China released its fourth-quarter GDP showing a gain of 6.5% vs expectations for ‘only 6.2%’ and compared with +4.9% in the previous quarter. Year to date the Chinese GDP was 2.3% higher. Although that represented the slowest growth rate in 40 years it confirmed that China was the only major economy to expand last year.
China’s industrial production for December 2020 also increased, 7.3% vs 6.9% consensus, which means 2.3% year to date. These were very good figures considering all the challenges faced last year.
The first gut check for the newly installed US President did not come from China, Russia or Iran but…………… an old ally. The media in the European Union reported about plans to limit the ‘reliance on the US dollar’. Measures could include tighter controls on takeovers and rules to boost the use of the euro in the financial markets. The plans also emphasized the vulnerability of the EU to US sanctions. Hmmm!!!
Elsewhere, Bloomberg reported the European Central Bank is buying bonds thus trying to limit the difference in bonds yields of the weakest and strongest economies. We also had the ECB meeting, where the key interest rates were left unchanged. It was a dull affair, pretty much dubbed a non-event.
Back in the UK, Prime Minister Boris Johnson said it was too early to say when restrictions will be lifted, but added the case count is starting to fall in the recent days. However, the death count is still rising, posting a record 1,820 mid-week, putting further pressure on the health system. On Friday, PM Johnson said there is no evidence the new Covid variant may be more deadly than the original strain which would explain the bigger number of casualties.
Gold prices recovered somewhat from the previous two weeks selloff.

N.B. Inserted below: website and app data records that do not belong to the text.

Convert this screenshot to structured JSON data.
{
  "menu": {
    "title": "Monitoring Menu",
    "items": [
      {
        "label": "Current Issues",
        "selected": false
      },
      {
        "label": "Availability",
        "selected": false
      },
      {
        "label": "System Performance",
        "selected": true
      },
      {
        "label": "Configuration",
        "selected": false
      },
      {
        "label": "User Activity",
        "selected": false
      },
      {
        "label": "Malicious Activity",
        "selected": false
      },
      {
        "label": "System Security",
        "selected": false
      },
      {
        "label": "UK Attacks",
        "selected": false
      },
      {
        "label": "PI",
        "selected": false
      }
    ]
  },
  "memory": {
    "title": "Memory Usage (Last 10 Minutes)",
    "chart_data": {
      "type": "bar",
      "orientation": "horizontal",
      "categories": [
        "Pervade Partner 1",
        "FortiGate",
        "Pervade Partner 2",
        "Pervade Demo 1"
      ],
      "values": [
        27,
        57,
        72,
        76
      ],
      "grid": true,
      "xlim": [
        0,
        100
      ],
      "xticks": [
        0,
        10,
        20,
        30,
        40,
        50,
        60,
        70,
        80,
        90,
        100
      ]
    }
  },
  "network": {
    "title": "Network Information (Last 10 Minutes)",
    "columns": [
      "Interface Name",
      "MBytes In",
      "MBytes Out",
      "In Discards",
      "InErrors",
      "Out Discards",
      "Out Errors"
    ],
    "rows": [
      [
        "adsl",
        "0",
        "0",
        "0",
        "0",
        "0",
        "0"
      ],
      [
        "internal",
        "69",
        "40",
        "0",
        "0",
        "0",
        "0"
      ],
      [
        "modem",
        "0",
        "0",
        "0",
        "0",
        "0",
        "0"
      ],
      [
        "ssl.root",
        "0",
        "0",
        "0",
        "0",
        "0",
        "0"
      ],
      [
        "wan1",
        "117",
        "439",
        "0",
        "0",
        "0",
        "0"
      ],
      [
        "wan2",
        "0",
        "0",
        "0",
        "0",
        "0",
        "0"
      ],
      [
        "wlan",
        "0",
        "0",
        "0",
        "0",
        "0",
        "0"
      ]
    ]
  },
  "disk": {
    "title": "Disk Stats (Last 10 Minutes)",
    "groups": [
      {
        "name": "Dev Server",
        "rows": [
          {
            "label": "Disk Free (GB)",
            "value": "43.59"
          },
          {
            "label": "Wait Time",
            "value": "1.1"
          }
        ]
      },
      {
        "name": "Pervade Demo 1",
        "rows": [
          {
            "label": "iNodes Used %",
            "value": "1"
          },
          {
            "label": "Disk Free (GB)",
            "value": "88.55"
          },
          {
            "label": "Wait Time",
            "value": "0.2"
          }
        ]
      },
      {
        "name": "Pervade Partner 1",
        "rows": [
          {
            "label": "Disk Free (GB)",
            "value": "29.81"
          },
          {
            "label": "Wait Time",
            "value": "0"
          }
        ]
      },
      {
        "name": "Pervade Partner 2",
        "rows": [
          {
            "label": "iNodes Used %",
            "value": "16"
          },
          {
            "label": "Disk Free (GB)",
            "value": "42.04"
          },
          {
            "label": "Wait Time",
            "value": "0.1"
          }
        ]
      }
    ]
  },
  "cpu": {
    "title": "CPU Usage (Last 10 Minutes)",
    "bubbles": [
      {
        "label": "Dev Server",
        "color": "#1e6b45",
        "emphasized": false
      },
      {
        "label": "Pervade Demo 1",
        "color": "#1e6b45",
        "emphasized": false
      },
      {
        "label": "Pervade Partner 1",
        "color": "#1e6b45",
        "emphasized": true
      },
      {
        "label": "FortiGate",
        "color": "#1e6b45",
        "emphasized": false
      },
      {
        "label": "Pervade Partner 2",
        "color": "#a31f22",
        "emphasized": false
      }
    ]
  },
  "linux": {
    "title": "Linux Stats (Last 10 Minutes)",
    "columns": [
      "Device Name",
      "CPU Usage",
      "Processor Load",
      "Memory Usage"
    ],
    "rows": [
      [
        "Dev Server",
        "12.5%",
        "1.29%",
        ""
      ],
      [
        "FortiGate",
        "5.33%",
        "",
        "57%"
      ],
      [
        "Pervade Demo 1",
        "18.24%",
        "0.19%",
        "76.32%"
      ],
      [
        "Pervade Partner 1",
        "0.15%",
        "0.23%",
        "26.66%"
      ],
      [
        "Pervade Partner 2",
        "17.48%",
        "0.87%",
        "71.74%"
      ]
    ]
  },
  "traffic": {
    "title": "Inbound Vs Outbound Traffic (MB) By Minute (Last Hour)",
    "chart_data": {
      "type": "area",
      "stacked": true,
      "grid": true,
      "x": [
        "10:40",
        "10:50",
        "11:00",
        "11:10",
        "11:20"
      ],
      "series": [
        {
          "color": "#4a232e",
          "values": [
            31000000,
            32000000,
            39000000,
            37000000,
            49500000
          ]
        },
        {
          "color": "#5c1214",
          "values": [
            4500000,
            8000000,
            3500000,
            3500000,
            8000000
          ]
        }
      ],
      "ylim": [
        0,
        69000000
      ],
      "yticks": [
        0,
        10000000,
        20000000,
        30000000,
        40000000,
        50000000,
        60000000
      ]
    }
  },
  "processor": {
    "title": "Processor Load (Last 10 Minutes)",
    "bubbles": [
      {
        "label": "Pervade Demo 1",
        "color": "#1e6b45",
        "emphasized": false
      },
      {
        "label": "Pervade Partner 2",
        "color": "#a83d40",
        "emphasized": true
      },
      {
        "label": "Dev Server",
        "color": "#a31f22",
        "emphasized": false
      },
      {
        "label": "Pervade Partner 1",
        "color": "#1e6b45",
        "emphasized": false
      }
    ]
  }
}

They gained $44 from a low of $1810 to trade around $1854 going into the weekend. Meanwhile, the volatility swings in Bitcoin still remain. The main cryptocurrency fell sharply to 28,760 earlier in the week but recovered to 33,000 on Friday afternoon.